  • State v. Vit, No. 20100710–CA.
    • United States
    • Court of Appeals of Utah
    • August 9, 2012
    ...test enunciated in Wong Sun v. United States, 371 U.S. 471, 83 S.Ct. 407, 9 L.Ed.2d 441 (1963)); State v. Newland, 2010 UT App 380, ¶ 27, 253 P.3d 71 (concluding that police did not exploit an illegal search to obtain consent where the defendant was unaware of the prior search when he conse......
  • Request a trial to view additional results
8 cases
  • State v. Strieff, No. 20100541–CA.
    • United States
    • Utah Court of Appeals
    • August 30, 2012
    ...there must be some ‘independent basis for discovery’ ” (citation omitted)), with State v. Newland, 2010 UT App 380, ¶¶ 9, 11, 253 P.3d 71 (requiring a causal connection between the initial illegality and the challenged evidence for application of the attenuation doctrine and focusing on whe......
  • Cope v. Utah Valley State Coll., No. 20110147–CA.
    • United States
    • Court of Appeals of Utah
    • November 8, 2012
    ...our own contradictory interpretation of language in another of its decisions. See generally State v. Newland, 2010 UT App 380, ¶ 10 n. 5, 253 P.3d 71 (“[U]nder principles of vertical stare decisis, we are prohibited from departing from the precedent established by our supreme court.”). In a......

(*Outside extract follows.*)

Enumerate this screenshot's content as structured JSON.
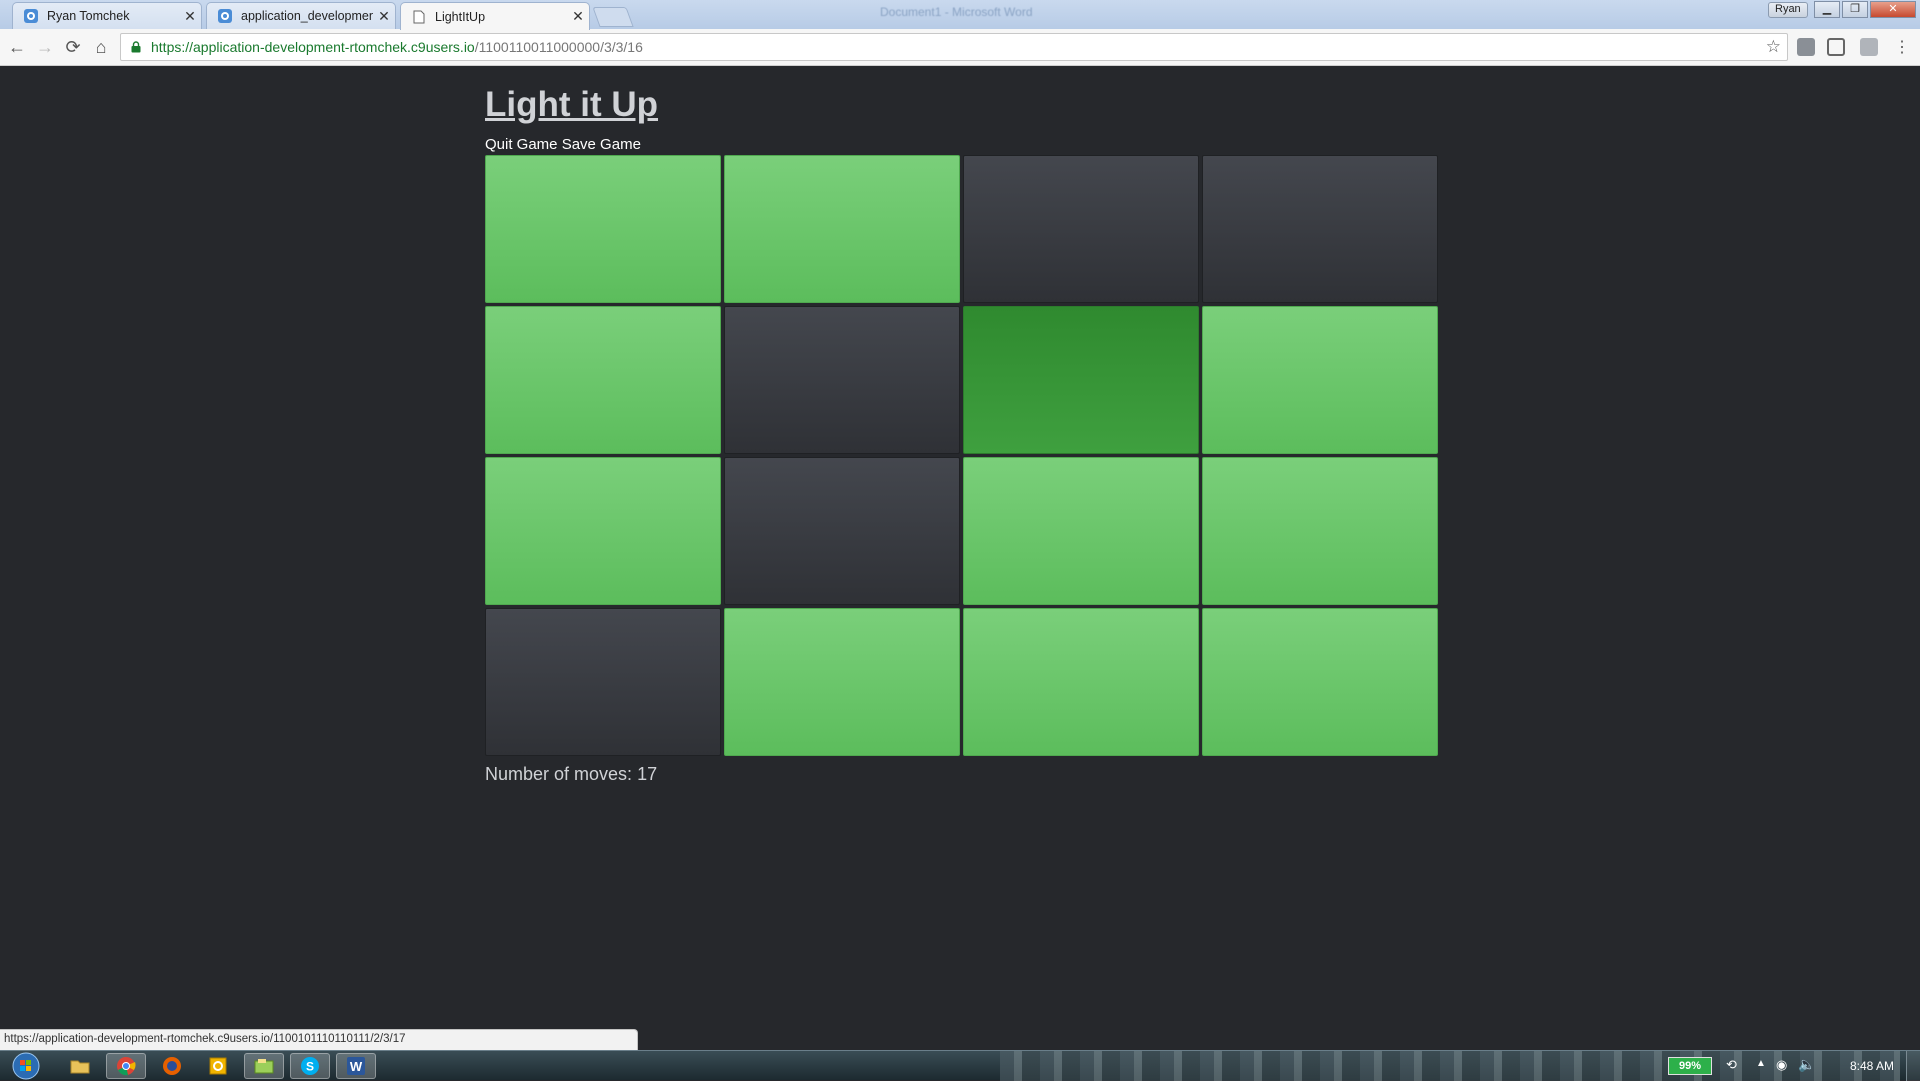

  • State v. Case, No. 20180361-CA
    • United States
    • Utah Court of Appeals
    • May 29, 2020
    ...contents. A thumbnail of a photograph file is a miniature version of the saved image." State v. Newland , 2010 UT App 380, ¶ 3 n.1, 253 P.3d 71 (quotation simplified).2 A Tor browser "is primarily used to gain access to the dark web and help maintain the user's anonymity while browsing on t......
  • State v. Vit, No. 20100710–CA.
    • United States
    • Court of Appeals of Utah
    • August 9, 2012
    ...test enunciated in Wong Sun v. United States, 371 U.S. 471, 83 S.Ct. 407, 9 L.Ed.2d 441 (1963)); State v. Newland, 2010 UT App 380, ¶ 27, 253 P.3d 71 (concluding that police did not exploit an illegal search to obtain consent where the defendant was unaware of the prior search when he conse......
  • Request a trial to view additional results

VLEX uses login cookies to provide you with a better browsing experience. If you click on 'Accept' or continue browsing this site we consider that you accept our cookie policy. ACCEPT